Materials provided -
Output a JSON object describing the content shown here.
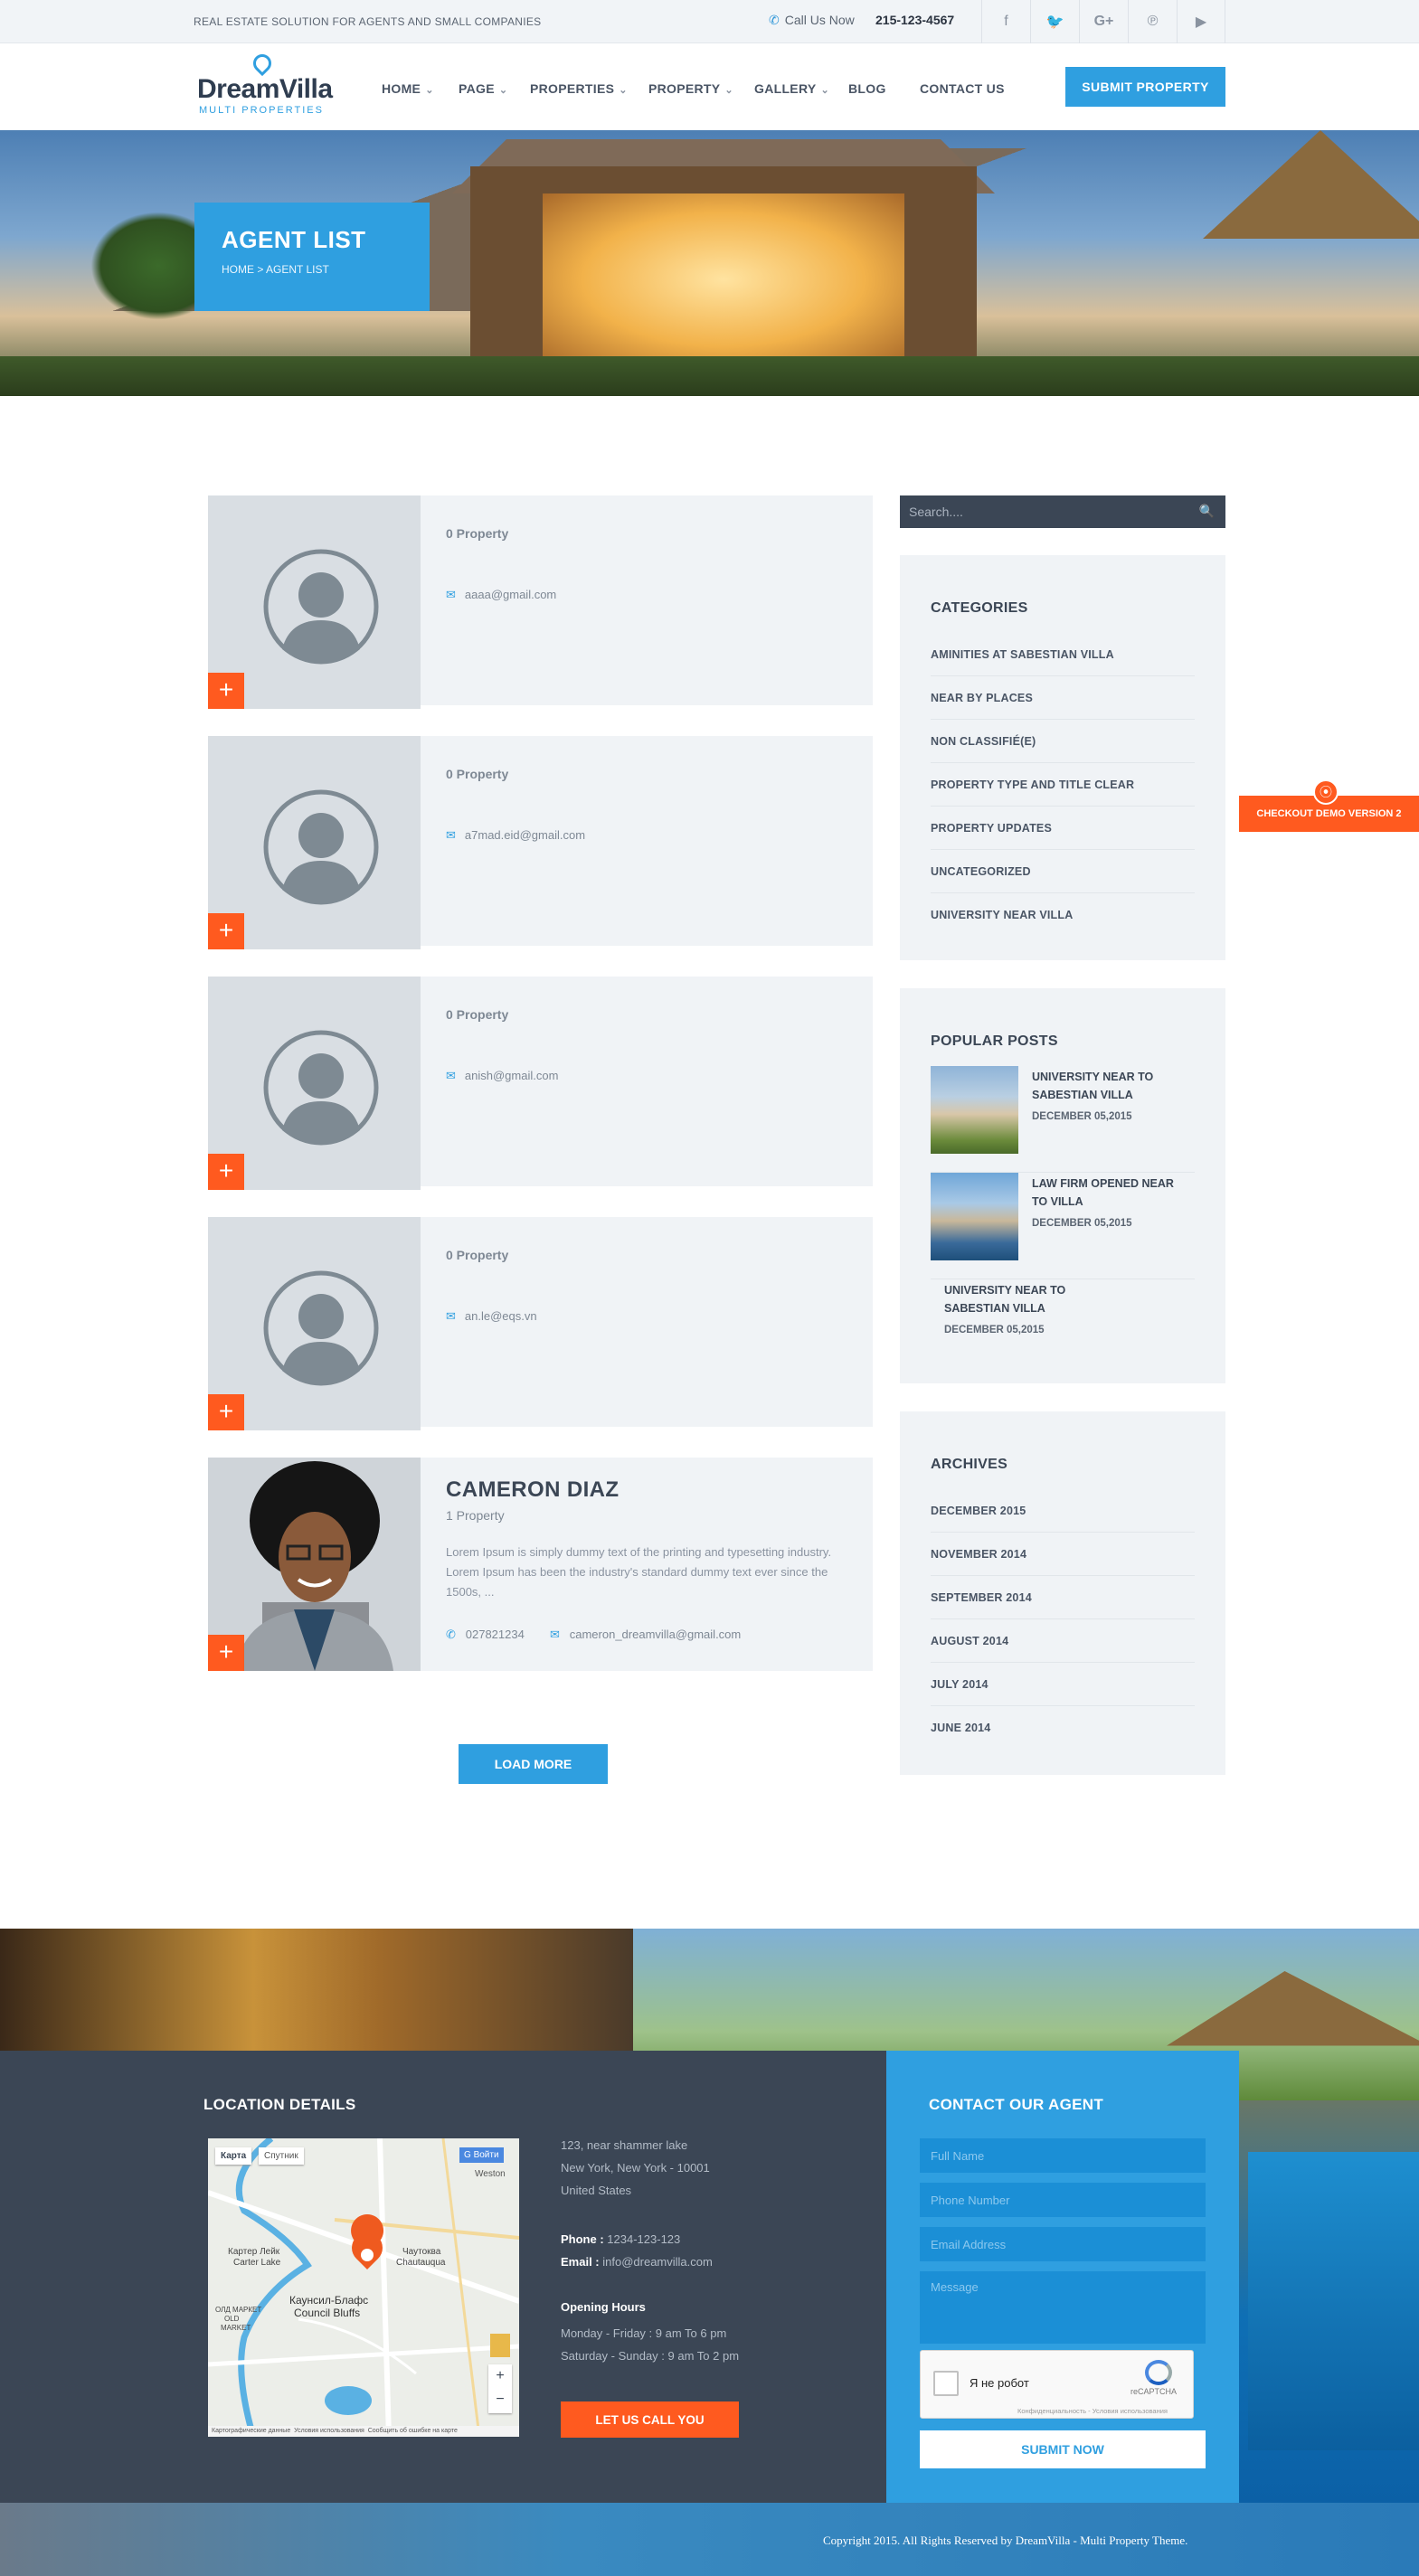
{
  "topbar": {
    "tagline": "REAL ESTATE SOLUTION FOR AGENTS AND SMALL COMPANIES",
    "call_label": "Call Us Now",
    "phone": "215-123-4567",
    "social_icons": [
      "facebook-icon",
      "twitter-icon",
      "google-plus-icon",
      "pinterest-icon",
      "youtube-icon"
    ]
  },
  "brand": {
    "name": "DreamVilla",
    "subtitle": "MULTI PROPERTIES",
    "accent": "#2f9fe0"
  },
  "nav": {
    "items": [
      {
        "label": "HOME",
        "dropdown": true
      },
      {
        "label": "PAGE",
        "dropdown": true
      },
      {
        "label": "PROPERTIES",
        "dropdown": true
      },
      {
        "label": "PROPERTY",
        "dropdown": true
      },
      {
        "label": "GALLERY",
        "dropdown": true
      },
      {
        "label": "BLOG",
        "dropdown": false
      },
      {
        "label": "CONTACT US",
        "dropdown": false
      }
    ],
    "submit_label": "SUBMIT PROPERTY"
  },
  "hero": {
    "title": "AGENT LIST",
    "breadcrumb": "HOME > AGENT LIST"
  },
  "agents": [
    {
      "property": "0 Property",
      "email": "aaaa@gmail.com"
    },
    {
      "property": "0 Property",
      "email": "a7mad.eid@gmail.com"
    },
    {
      "property": "0 Property",
      "email": "anish@gmail.com"
    },
    {
      "property": "0 Property",
      "email": "an.le@eqs.vn"
    }
  ],
  "featured_agent": {
    "name": "CAMERON DIAZ",
    "property": "1 Property",
    "description": "Lorem Ipsum is simply dummy text of the printing and typesetting industry. Lorem Ipsum has been the industry's standard dummy text ever since the 1500s, ...",
    "phone": "027821234",
    "email": "cameron_dreamvilla@gmail.com"
  },
  "load_more_label": "LOAD MORE",
  "sidebar": {
    "search_placeholder": "Search....",
    "categories_title": "CATEGORIES",
    "categories": [
      "AMINITIES AT SABESTIAN VILLA",
      "NEAR BY PLACES",
      "NON CLASSIFIÉ(E)",
      "PROPERTY TYPE AND TITLE CLEAR",
      "PROPERTY UPDATES",
      "UNCATEGORIZED",
      "UNIVERSITY NEAR VILLA"
    ],
    "popular_title": "POPULAR POSTS",
    "posts": [
      {
        "title": "UNIVERSITY NEAR TO SABESTIAN VILLA",
        "date": "DECEMBER 05,2015"
      },
      {
        "title": "LAW FIRM OPENED NEAR TO VILLA",
        "date": "DECEMBER 05,2015"
      },
      {
        "title": "UNIVERSITY NEAR TO SABESTIAN VILLA",
        "date": "DECEMBER 05,2015"
      }
    ],
    "archives_title": "ARCHIVES",
    "archives": [
      "DECEMBER 2015",
      "NOVEMBER 2014",
      "SEPTEMBER 2014",
      "AUGUST 2014",
      "JULY 2014",
      "JUNE 2014"
    ]
  },
  "demo_tag": "CHECKOUT DEMO VERSION 2",
  "footer": {
    "location_title": "LOCATION DETAILS",
    "map": {
      "tab_map": "Карта",
      "tab_sat": "Спутник",
      "signin": "Войти",
      "labels": [
        "Weston",
        "Картер Лейк",
        "Carter Lake",
        "Чаутоква",
        "Chautauqua",
        "Каунсил-Блафс",
        "Council Bluffs",
        "ОЛД МАРКЕТ",
        "OLD",
        "MARKET"
      ],
      "footer_links": [
        "Картографические данные",
        "Условия использования",
        "Сообщить об ошибке на карте"
      ]
    },
    "address": [
      "123, near shammer lake",
      "New York, New York - 10001",
      "United States"
    ],
    "phone_label": "Phone :",
    "phone": "1234-123-123",
    "email_label": "Email :",
    "email": "info@dreamvilla.com",
    "hours_title": "Opening Hours",
    "hours": [
      "Monday - Friday : 9 am To 6 pm",
      "Saturday - Sunday : 9 am To 2 pm"
    ],
    "call_button": "LET US CALL YOU",
    "contact_title": "CONTACT OUR AGENT",
    "form": {
      "name_placeholder": "Full Name",
      "phone_placeholder": "Phone Number",
      "email_placeholder": "Email Address",
      "message_placeholder": "Message",
      "captcha_label": "Я не робот",
      "captcha_brand": "reCAPTCHA",
      "captcha_links": "Конфиденциальность - Условия использования",
      "submit_label": "SUBMIT NOW"
    },
    "copyright": "Copyright 2015. All Rights Reserved by DreamVilla - Multi Property Theme."
  }
}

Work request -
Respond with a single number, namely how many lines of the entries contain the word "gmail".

Exercise solution -
4